By The Daily Dish

I hadn't quite formed an opinion about this bowdlerization of Huck Finn - until I read Francine Prose:

...what puzzles me most about the debate I’m not trying to sound willfully na├»ve is why the word “nigger” should be more freighted, more troubling, the cause of more (to paraphrase the edition's introduction) “resentment” than the word “slave.” Racial epithets are inarguably disgusting, but not nearly so disgusting as an institution that treats human beings as property to be beaten, bought and sold. “Nigger” and “slave” are not synonyms by any stretch of the imagination.

Jim’s problem is not that he is called a “nigger” but that he is chattel who can be freed or returned to his master. Instead of excising the word from the novel, students should be reminded that however uneasy the word makes us, what should make us much more uneasy is the fact that we the United States were a slave-holding society.

Which is something the GOP decided to elide yesterday:

A Goodlatte aide explained that the Constitution will be read in its most modern, amended form. This will prevent lawmakers from having to recite politically uncomfortable portions, notably the provisions on the “three-fifths compromise” under which slaves were counted as three-fifths of a person for the purposes of taxation and representation.
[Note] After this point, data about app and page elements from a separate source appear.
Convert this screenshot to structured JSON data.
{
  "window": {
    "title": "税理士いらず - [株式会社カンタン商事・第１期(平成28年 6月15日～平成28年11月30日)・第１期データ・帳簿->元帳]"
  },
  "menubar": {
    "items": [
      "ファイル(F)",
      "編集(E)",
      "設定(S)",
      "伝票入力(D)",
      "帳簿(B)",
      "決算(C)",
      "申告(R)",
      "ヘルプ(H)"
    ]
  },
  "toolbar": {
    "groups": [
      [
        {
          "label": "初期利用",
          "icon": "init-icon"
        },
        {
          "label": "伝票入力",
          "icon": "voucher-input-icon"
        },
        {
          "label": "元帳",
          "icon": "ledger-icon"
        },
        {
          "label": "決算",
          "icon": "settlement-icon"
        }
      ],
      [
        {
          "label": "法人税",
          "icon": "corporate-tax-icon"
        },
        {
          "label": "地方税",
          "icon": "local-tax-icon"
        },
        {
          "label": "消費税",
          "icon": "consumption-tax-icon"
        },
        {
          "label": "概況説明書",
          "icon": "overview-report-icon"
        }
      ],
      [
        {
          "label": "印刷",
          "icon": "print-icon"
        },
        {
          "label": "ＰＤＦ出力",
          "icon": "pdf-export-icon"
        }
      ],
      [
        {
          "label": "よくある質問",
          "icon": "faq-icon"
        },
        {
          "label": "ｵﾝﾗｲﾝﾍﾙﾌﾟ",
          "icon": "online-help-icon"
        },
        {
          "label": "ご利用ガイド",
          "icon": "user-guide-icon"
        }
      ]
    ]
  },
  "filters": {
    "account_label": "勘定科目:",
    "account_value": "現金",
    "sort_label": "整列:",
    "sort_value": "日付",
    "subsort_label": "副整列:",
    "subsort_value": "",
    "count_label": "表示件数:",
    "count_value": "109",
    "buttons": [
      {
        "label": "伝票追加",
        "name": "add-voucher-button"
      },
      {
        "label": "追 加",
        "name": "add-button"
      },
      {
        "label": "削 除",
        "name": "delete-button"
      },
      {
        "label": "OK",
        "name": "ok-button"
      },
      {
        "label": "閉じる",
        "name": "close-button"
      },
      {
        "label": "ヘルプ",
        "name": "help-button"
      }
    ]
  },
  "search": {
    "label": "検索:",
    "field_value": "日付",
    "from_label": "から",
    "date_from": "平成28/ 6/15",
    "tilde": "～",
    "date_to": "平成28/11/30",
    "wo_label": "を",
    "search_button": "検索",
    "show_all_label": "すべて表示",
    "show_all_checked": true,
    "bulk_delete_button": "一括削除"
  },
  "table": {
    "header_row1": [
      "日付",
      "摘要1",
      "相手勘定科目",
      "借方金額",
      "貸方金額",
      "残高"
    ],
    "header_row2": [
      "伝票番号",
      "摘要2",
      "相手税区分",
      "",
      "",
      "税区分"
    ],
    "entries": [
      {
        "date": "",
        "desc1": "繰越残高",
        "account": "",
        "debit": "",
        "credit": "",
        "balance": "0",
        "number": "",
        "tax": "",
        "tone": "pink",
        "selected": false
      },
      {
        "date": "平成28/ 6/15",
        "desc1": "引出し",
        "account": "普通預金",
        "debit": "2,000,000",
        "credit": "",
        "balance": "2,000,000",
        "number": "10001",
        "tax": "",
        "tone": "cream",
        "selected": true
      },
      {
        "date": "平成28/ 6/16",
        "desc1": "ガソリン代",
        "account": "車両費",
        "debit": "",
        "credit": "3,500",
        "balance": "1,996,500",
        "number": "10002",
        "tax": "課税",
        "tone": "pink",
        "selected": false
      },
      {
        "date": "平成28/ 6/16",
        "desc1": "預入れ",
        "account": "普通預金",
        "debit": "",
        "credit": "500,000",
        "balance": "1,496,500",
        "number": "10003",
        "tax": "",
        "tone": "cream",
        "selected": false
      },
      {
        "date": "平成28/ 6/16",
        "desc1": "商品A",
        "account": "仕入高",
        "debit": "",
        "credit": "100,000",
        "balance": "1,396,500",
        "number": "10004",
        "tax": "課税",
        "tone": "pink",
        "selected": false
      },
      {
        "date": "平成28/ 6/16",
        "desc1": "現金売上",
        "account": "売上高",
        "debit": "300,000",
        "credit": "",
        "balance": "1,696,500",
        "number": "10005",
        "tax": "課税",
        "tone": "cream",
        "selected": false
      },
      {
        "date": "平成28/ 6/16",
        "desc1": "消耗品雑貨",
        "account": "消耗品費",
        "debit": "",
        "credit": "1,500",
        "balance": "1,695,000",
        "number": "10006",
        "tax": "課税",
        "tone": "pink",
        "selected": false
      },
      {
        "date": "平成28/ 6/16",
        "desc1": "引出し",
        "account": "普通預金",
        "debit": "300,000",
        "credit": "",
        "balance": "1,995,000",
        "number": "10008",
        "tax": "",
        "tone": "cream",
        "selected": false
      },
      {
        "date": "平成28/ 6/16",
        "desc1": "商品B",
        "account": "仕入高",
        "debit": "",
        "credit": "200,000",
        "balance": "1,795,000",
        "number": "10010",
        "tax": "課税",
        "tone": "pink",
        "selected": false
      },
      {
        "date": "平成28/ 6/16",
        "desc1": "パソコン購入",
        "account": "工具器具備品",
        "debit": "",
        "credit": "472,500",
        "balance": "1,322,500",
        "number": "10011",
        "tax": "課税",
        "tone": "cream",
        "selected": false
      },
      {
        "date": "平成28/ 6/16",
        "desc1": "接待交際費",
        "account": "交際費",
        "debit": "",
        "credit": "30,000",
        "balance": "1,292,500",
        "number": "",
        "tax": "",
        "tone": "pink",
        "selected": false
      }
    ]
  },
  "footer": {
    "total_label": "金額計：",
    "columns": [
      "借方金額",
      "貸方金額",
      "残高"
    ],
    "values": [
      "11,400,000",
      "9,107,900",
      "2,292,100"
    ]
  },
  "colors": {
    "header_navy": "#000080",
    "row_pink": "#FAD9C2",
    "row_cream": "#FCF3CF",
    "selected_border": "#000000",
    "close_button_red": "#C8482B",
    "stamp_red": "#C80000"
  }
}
This article available online at:

http://www.theatlantic.com/daily-dish/archive/2011/01/-slave-and-nigger/177637/